▶ _DATA FOR PROCESSING_
[Start of Attachment]

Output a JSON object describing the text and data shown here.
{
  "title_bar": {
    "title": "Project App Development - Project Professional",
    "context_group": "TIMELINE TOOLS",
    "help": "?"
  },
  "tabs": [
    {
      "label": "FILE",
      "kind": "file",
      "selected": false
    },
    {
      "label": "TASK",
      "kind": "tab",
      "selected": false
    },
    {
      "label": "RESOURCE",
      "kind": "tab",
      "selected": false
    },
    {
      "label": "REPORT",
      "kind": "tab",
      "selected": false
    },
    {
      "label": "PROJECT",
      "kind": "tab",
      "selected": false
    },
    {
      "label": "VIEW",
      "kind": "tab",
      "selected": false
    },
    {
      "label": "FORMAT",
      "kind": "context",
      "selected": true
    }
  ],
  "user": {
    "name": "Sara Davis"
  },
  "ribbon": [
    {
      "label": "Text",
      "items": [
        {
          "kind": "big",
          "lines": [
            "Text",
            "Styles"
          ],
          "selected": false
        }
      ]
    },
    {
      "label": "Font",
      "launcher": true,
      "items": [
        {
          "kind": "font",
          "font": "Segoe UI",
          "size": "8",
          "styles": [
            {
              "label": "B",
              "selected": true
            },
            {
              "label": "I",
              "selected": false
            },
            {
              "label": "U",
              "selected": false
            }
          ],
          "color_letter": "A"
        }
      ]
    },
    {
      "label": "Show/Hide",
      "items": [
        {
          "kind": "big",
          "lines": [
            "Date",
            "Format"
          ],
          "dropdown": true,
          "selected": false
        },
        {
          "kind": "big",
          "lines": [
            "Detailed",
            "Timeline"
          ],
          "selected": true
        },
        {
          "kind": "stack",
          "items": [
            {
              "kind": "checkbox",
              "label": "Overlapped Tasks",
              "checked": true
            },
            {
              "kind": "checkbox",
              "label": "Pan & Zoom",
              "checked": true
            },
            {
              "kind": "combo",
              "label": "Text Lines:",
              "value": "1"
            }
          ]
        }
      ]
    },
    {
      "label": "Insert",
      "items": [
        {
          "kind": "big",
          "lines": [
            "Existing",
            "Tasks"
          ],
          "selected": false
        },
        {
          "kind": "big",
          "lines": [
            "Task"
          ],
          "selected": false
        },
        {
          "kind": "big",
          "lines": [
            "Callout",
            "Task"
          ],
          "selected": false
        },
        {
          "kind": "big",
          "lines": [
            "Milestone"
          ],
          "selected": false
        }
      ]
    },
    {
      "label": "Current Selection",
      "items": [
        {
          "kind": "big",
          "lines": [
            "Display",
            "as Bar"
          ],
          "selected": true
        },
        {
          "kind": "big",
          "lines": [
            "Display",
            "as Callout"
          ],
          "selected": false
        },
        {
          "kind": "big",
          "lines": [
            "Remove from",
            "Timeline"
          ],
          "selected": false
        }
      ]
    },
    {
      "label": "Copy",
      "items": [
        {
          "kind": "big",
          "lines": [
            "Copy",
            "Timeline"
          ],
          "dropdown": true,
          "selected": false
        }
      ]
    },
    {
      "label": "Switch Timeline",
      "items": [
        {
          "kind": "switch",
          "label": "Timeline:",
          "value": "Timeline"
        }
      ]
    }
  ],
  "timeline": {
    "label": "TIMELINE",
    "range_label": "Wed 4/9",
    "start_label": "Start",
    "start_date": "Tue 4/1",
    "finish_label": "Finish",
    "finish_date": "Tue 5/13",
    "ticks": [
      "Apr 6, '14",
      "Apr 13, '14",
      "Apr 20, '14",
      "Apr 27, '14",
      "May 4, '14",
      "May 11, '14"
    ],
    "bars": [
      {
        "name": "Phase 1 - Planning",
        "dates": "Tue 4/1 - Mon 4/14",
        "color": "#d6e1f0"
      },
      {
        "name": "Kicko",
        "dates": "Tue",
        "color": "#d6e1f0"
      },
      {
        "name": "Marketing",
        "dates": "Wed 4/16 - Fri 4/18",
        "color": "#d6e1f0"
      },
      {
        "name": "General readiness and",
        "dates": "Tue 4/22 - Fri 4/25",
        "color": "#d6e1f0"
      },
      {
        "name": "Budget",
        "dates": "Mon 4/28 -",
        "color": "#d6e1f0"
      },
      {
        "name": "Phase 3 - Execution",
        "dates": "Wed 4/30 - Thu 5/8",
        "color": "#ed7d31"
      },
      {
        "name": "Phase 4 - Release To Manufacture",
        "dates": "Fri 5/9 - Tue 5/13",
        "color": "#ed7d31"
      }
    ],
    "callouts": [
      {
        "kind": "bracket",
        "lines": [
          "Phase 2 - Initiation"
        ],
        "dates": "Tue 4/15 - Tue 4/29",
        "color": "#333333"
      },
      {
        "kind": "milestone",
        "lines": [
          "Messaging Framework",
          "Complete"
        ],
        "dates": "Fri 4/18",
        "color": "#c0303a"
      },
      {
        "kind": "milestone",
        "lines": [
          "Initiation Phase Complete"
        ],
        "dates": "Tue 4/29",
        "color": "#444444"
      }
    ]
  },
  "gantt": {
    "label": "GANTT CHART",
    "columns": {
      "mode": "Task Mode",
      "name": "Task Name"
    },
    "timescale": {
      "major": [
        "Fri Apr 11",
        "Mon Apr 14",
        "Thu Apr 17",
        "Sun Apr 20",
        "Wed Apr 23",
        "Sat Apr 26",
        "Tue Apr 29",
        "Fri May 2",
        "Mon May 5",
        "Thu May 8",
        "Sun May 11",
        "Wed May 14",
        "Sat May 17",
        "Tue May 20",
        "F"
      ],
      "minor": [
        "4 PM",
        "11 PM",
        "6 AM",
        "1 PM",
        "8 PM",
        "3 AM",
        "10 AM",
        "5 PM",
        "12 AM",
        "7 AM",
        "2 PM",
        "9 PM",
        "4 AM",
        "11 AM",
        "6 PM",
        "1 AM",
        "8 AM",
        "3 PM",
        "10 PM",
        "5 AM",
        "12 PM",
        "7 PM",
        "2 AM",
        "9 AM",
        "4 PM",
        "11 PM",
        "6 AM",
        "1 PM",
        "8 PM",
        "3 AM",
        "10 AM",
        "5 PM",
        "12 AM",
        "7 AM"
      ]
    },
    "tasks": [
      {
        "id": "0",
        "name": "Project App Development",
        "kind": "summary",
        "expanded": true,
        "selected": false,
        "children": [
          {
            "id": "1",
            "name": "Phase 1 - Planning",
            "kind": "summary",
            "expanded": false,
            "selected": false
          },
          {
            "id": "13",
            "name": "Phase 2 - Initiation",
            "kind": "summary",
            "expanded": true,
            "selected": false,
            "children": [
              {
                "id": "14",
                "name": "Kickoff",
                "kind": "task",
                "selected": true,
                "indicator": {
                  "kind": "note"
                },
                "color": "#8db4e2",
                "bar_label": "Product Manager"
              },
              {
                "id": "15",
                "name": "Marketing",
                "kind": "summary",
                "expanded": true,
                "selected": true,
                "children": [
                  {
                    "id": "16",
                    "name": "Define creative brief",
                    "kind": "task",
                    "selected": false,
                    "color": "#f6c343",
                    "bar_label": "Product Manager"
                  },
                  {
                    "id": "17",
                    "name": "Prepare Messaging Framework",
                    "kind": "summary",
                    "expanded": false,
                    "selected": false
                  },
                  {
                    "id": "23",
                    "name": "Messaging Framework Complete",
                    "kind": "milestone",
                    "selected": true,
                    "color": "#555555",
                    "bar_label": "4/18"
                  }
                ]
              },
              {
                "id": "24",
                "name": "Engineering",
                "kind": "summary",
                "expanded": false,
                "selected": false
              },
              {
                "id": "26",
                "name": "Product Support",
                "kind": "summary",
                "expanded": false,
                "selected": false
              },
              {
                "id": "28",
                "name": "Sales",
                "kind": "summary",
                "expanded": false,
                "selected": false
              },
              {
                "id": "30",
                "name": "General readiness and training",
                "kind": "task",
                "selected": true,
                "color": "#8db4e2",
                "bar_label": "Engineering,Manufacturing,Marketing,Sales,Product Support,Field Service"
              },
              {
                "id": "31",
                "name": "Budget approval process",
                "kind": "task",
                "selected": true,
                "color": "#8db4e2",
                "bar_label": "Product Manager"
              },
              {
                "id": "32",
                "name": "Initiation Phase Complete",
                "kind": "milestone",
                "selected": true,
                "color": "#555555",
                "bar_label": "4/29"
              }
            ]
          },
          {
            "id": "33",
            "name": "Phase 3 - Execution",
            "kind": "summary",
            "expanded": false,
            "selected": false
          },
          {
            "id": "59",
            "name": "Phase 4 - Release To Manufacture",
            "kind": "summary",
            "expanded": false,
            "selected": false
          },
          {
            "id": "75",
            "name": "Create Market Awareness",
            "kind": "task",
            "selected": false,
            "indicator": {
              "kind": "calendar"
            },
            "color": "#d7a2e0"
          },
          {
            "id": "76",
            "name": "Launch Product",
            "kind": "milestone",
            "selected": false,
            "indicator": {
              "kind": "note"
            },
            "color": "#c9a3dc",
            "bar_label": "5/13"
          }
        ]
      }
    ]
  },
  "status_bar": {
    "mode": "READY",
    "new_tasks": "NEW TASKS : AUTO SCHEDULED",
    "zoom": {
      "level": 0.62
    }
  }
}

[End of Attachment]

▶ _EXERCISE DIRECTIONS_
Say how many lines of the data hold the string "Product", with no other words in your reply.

▶ _EXERCISE RESPONSE_
6